Toyota Mirai running costs
|Insurance group||Warranty||Service intervals||2020/21 company-car tax cost|
|N/a||5yrs / 100,000 miles||12 months||TBC|
If you want to impress the neighbours with the first fuel-cell car on your street, it’s going to cost you. Buy a Mirai outright and the sticker cost of £66,000 puts it head-to-head with some impressive plug-in hybrid and battery-powered electric rivals.
There’s a bit of good news in the fact that Toyota’s £750-a-month lease also includes fuel. That seems expensive, but when you knock off the £200 or so Toyota reckons users might typically spend at the hydrogen pump, the £500 left over isn’t so savage compared to rates for similarly specified executive cars.
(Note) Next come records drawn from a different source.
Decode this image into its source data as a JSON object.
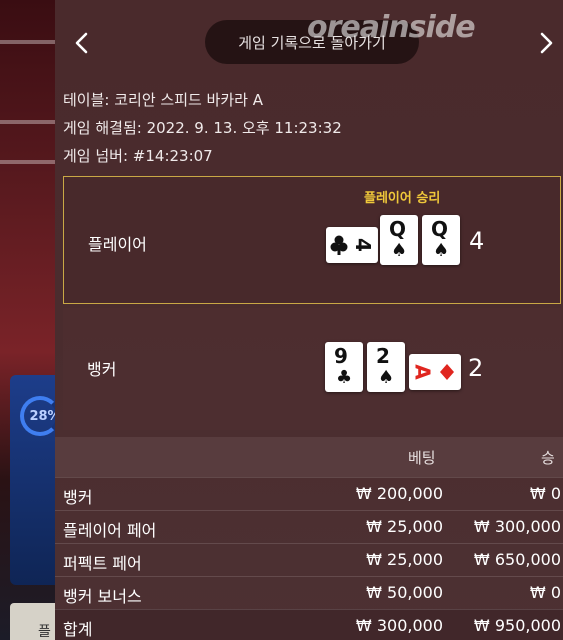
{
  "header": {
    "back_icon": "chevron-left-icon",
    "forward_icon": "chevron-right-icon",
    "history_button_label": "게임 기록으로 돌아가기",
    "watermark": "oreainside"
  },
  "info": {
    "table": "테이블: 코리안 스피드 바카라 A",
    "resolved": "게임 해결됨: 2022. 9. 13. 오후 11:23:32",
    "game_number": "게임 넘버: #14:23:07"
  },
  "result": {
    "winner_label": "플레이어 승리",
    "player": {
      "label": "플레이어",
      "score": "4",
      "cards": [
        {
          "rank": "4",
          "suit": "♣",
          "orientation": "sideways",
          "color": "#111111"
        },
        {
          "rank": "Q",
          "suit": "♠",
          "orientation": "upright",
          "color": "#111111"
        },
        {
          "rank": "Q",
          "suit": "♠",
          "orientation": "upright",
          "color": "#111111"
        }
      ]
    },
    "banker": {
      "label": "뱅커",
      "score": "2",
      "cards": [
        {
          "rank": "9",
          "suit": "♣",
          "orientation": "upright",
          "color": "#111111"
        },
        {
          "rank": "2",
          "suit": "♠",
          "orientation": "upright",
          "color": "#111111"
        },
        {
          "rank": "A",
          "suit": "♦",
          "orientation": "sideways",
          "color": "#e0261f"
        }
      ]
    }
  },
  "bets": {
    "columns": {
      "bet": "베팅",
      "win": "승"
    },
    "rows": [
      {
        "name": "뱅커",
        "bet": "₩ 200,000",
        "win": "₩ 0"
      },
      {
        "name": "플레이어 페어",
        "bet": "₩ 25,000",
        "win": "₩ 300,000"
      },
      {
        "name": "퍼펙트 페어",
        "bet": "₩ 25,000",
        "win": "₩ 650,000"
      },
      {
        "name": "뱅커 보너스",
        "bet": "₩ 50,000",
        "win": "₩ 0"
      }
    ],
    "total": {
      "name": "합계",
      "bet": "₩ 300,000",
      "win": "₩ 950,000"
    }
  },
  "background": {
    "progress_percent": "28%",
    "bottom_button_label": "플"
  },
  "colors": {
    "accent_gold": "#f0c93a",
    "panel_bg": "#4a2a2c",
    "red_suit": "#e0261f"
  }
}
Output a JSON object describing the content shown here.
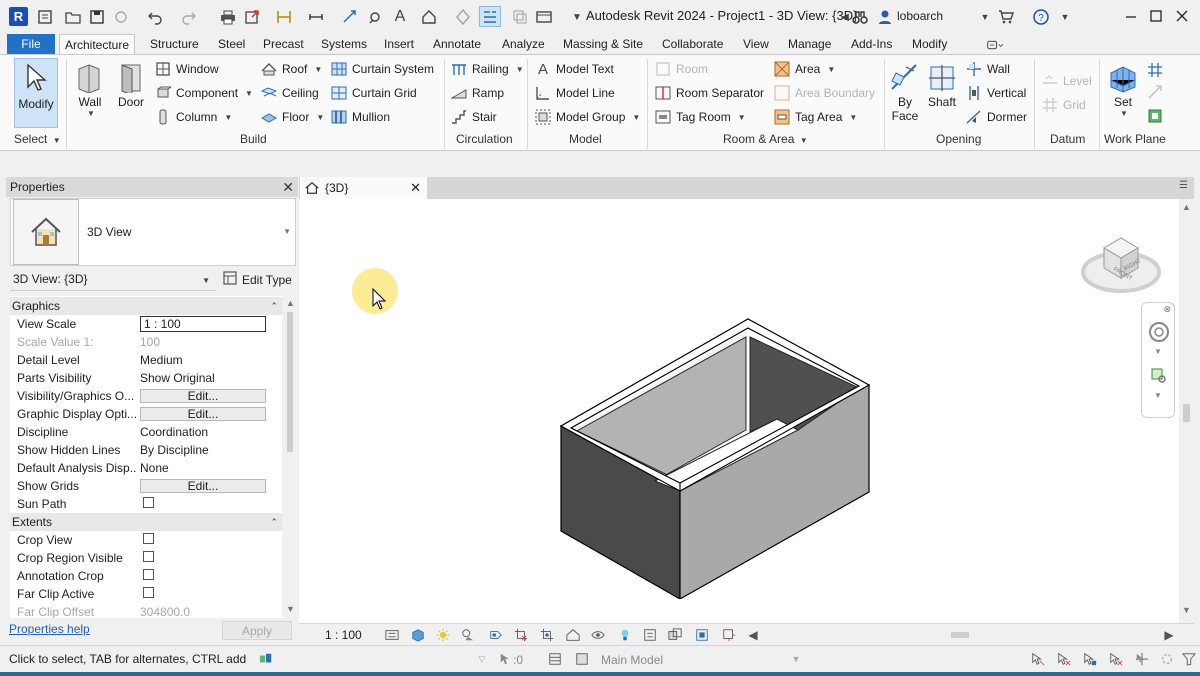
{
  "titlebar": {
    "logo_letter": "R",
    "title": "Autodesk Revit 2024 - Project1 - 3D View: {3D}",
    "user": "loboarch"
  },
  "ribbon_tabs": {
    "file": "File",
    "tabs": [
      "Architecture",
      "Structure",
      "Steel",
      "Precast",
      "Systems",
      "Insert",
      "Annotate",
      "Analyze",
      "Massing & Site",
      "Collaborate",
      "View",
      "Manage",
      "Add-Ins",
      "Modify"
    ]
  },
  "ribbon": {
    "select": {
      "modify": "Modify",
      "panel": "Select"
    },
    "build": {
      "panel": "Build",
      "wall": "Wall",
      "door": "Door",
      "window": "Window",
      "component": "Component",
      "column": "Column",
      "roof": "Roof",
      "ceiling": "Ceiling",
      "floor": "Floor",
      "curtain_system": "Curtain System",
      "curtain_grid": "Curtain Grid",
      "mullion": "Mullion"
    },
    "circulation": {
      "panel": "Circulation",
      "railing": "Railing",
      "ramp": "Ramp",
      "stair": "Stair"
    },
    "model": {
      "panel": "Model",
      "model_text": "Model Text",
      "model_line": "Model Line",
      "model_group": "Model Group"
    },
    "room_area": {
      "panel": "Room & Area",
      "room": "Room",
      "room_separator": "Room Separator",
      "tag_room": "Tag Room",
      "area": "Area",
      "area_boundary": "Area Boundary",
      "tag_area": "Tag Area"
    },
    "opening": {
      "panel": "Opening",
      "by_face_1": "By",
      "by_face_2": "Face",
      "shaft": "Shaft",
      "wall": "Wall",
      "vertical": "Vertical",
      "dormer": "Dormer"
    },
    "datum": {
      "panel": "Datum",
      "level": "Level",
      "grid": "Grid"
    },
    "work_plane": {
      "panel": "Work Plane",
      "set": "Set"
    }
  },
  "properties": {
    "title": "Properties",
    "type_name": "3D View",
    "instance_selector": "3D View: {3D}",
    "edit_type": "Edit Type",
    "groups": [
      {
        "name": "Graphics",
        "rows": [
          {
            "name": "View Scale",
            "value": "1 : 100"
          },
          {
            "name": "Scale Value    1:",
            "value": "100"
          },
          {
            "name": "Detail Level",
            "value": "Medium"
          },
          {
            "name": "Parts Visibility",
            "value": "Show Original"
          },
          {
            "name": "Visibility/Graphics O...",
            "value": "Edit..."
          },
          {
            "name": "Graphic Display Opti...",
            "value": "Edit..."
          },
          {
            "name": "Discipline",
            "value": "Coordination"
          },
          {
            "name": "Show Hidden Lines",
            "value": "By Discipline"
          },
          {
            "name": "Default Analysis Disp...",
            "value": "None"
          },
          {
            "name": "Show Grids",
            "value": "Edit..."
          },
          {
            "name": "Sun Path",
            "value": ""
          }
        ]
      },
      {
        "name": "Extents",
        "rows": [
          {
            "name": "Crop View",
            "value": ""
          },
          {
            "name": "Crop Region Visible",
            "value": ""
          },
          {
            "name": "Annotation Crop",
            "value": ""
          },
          {
            "name": "Far Clip Active",
            "value": ""
          },
          {
            "name": "Far Clip Offset",
            "value": "304800.0"
          }
        ]
      }
    ],
    "help_link": "Properties help",
    "apply": "Apply"
  },
  "view": {
    "tab_title": "{3D}",
    "scale": "1 : 100"
  },
  "viewcube": {
    "front_label": "FRONT",
    "right_label": "RIGHT"
  },
  "statusbar": {
    "hint": "Click to select, TAB for alternates, CTRL adds, SHIFT unselects.",
    "selection_count": ":0",
    "model": "Main Model"
  },
  "colors": {
    "file_tab": "#2370c7",
    "wall_dark": "#4a4a4a",
    "wall_mid": "#a9a9a9",
    "wall_light": "#c4c4c4",
    "cursor_highlight": "#fae982"
  }
}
If you want to drive on batteries, it’s about the same cost per month as the Tesla Model S.
Without a Toyota hydrogen fuel card, you’d likely pay around £12/kg for fuel, which adds up to £60 for a full tank. Factor in a 300-mile range, and that’s where the cost-equivalence with a 40mpg (real-world) petrol saloon comes in, so you get nothing like the running cost benefits of today’s battery-powered electric cars, in fact the Mirai will be more expensive to fuel per-mile than an efficient diesel.
The Benefit-in-Kind tax rate for company-car drivers is low at 9%, and with zero tailpipe emissions, the Mirai will be exempt from the London Congestion Charge until 2025. Even so, the purchase cost, fuel costs that are high compared to battery electric vehicles, and with depreciation that's unpredictable at best makes for an expensive ownership proposition.
Toyota Mirai insurance group
The Toyota Mirai hasn’t been given an insurance-group rating, so you’ll need to discuss the cost of cover with your broker.
The Toyota standard warranty of five years or 100,000 miles applies to the Mirai, and you can bump up the battery warranty a year at a time after that to a maximum of 10 years – if you keep the service record up to date.
The Toyota Mirai needs an annual service check, but under the terms of the lease deal everything’s included. That said, long-term service and maintenance should be lower for fuel-cell cars than petrol or diesel equivalents.
The fuel-cell itself has no moving parts and is designed to outlast the car, so apart from a couple of specific checks – a water de-ionising filter needs replacing every 30,000-miles and there’s a procedure to check hydrogen leak sensors – it’s all about brakes, tyres and windscreen wipers.
Zero tailpipe emissions means the Mirai currently attracts zero road tax.